» ABOUT THIS EXERCISE: Lines from the one containing "Extract the structured" to the end of the entries below must be reproduced exactly, with both end lines kept and no other line added.

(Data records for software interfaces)
*** Block opens ***
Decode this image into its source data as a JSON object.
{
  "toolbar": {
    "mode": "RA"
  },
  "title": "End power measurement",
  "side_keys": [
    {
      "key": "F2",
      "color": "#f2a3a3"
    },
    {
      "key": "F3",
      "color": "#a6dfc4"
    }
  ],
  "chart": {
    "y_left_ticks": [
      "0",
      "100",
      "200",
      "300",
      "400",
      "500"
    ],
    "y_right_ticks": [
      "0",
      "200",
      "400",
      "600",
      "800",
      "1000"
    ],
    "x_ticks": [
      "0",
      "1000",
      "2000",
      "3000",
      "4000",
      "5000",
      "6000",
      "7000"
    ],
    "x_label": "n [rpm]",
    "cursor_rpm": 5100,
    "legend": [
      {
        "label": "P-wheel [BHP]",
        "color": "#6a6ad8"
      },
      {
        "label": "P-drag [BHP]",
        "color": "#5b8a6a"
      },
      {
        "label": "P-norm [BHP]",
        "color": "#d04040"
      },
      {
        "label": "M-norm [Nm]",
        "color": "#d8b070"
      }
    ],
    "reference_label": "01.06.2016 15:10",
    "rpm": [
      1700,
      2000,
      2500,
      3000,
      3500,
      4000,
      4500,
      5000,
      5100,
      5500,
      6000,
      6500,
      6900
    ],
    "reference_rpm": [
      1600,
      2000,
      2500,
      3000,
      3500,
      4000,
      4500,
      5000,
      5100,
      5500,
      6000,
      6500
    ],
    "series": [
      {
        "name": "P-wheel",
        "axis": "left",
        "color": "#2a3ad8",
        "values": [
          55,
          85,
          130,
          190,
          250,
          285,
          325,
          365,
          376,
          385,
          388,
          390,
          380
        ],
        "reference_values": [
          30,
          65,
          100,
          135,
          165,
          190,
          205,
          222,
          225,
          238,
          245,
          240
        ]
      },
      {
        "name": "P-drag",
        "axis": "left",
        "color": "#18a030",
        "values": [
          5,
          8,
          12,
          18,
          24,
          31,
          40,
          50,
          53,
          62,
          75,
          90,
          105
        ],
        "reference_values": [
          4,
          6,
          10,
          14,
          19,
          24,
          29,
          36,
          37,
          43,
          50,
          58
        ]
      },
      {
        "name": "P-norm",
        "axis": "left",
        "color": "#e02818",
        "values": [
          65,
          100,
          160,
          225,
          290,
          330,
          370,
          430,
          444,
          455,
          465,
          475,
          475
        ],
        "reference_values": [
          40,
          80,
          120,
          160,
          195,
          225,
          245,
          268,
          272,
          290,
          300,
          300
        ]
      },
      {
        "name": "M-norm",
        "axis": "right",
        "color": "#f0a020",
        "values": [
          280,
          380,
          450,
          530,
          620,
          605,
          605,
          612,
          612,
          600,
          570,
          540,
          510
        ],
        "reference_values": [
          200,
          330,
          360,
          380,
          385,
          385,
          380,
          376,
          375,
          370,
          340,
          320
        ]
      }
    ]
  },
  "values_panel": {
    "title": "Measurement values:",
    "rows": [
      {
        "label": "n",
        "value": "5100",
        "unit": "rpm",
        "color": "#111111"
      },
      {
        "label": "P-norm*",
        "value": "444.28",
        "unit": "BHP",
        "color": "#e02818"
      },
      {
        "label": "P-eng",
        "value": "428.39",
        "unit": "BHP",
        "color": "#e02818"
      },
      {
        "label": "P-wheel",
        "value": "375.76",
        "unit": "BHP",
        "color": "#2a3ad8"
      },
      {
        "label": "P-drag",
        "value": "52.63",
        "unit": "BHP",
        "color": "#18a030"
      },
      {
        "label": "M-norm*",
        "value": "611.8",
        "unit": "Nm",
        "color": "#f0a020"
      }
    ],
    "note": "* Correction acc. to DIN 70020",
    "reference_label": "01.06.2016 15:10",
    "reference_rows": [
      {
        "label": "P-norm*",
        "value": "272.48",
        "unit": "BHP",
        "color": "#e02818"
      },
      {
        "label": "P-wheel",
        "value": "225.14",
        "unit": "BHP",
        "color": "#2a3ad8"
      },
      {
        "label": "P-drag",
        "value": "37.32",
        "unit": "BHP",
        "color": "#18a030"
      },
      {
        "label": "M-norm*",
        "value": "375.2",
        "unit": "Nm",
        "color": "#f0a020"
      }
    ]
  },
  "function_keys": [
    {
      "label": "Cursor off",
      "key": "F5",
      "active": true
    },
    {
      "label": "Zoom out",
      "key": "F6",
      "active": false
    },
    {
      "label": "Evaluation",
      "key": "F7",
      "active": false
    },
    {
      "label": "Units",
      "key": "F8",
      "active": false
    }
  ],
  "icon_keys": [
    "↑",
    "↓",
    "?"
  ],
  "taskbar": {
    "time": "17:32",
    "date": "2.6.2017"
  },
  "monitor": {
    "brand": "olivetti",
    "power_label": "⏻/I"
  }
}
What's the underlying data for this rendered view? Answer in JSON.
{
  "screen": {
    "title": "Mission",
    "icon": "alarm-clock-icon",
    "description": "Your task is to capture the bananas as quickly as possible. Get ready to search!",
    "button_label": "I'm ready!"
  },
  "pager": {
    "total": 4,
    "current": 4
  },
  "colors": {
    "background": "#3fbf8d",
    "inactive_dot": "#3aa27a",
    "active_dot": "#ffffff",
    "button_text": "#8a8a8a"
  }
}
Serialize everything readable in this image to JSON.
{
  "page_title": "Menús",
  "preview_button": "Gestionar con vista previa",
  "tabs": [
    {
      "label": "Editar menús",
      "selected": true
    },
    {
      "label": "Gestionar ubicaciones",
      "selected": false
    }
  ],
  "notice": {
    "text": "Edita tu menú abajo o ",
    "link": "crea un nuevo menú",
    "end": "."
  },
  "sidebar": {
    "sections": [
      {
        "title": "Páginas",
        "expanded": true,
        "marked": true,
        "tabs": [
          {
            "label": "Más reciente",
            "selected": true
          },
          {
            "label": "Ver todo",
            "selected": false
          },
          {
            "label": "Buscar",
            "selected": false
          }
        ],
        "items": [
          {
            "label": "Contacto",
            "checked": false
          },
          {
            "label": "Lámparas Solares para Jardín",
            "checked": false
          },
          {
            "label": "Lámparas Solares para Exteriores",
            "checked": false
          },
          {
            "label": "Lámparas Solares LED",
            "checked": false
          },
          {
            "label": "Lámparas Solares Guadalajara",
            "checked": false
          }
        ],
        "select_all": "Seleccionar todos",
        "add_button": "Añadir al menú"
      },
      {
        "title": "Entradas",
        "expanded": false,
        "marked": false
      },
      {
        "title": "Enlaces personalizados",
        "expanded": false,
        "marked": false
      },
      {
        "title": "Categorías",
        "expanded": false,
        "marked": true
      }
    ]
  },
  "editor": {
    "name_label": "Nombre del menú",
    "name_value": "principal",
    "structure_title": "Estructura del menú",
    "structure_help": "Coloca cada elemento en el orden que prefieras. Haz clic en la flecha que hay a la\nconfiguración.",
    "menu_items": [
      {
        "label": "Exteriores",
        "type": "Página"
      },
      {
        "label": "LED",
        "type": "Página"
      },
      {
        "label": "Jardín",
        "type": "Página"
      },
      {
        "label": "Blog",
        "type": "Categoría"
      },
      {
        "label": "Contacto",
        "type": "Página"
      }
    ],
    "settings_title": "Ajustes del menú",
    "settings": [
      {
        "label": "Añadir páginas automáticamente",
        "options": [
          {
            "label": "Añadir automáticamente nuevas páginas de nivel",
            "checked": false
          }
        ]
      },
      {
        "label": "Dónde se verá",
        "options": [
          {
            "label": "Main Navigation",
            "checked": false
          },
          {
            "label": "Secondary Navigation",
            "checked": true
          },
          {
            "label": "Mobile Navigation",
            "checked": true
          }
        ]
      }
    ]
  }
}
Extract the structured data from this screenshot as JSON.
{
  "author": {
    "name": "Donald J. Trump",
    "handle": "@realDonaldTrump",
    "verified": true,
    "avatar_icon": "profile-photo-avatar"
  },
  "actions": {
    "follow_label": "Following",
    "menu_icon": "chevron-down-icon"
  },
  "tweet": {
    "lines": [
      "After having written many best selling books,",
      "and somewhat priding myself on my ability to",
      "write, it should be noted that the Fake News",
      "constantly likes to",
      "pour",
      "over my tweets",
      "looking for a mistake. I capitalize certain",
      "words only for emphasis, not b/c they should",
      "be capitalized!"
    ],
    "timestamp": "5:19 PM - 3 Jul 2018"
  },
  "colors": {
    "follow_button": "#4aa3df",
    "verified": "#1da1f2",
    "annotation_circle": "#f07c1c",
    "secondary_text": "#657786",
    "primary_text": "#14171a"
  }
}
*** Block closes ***
» ANSWER TO THIS PROBLEM:
Extract the structured data from this screenshot as JSON.
{
  "author": {
    "name": "Donald J. Trump",
    "handle": "@realDonaldTrump",
    "verified": true,
    "avatar_icon": "profile-photo-avatar"
  },
  "actions": {
    "follow_label": "Following",
    "menu_icon": "chevron-down-icon"
  },
  "tweet": {
    "lines": [
      "After having written many best selling books,",
      "and somewhat priding myself on my ability to",
      "write, it should be noted that the Fake News",
      "constantly likes to",
      "pour",
      "over my tweets",
      "looking for a mistake. I capitalize certain",
      "words only for emphasis, not b/c they should",
      "be capitalized!"
    ],
    "timestamp": "5:19 PM - 3 Jul 2018"
  },
  "colors": {
    "follow_button": "#4aa3df",
    "verified": "#1da1f2",
    "annotation_circle": "#f07c1c",
    "secondary_text": "#657786",
    "primary_text": "#14171a"
  }
}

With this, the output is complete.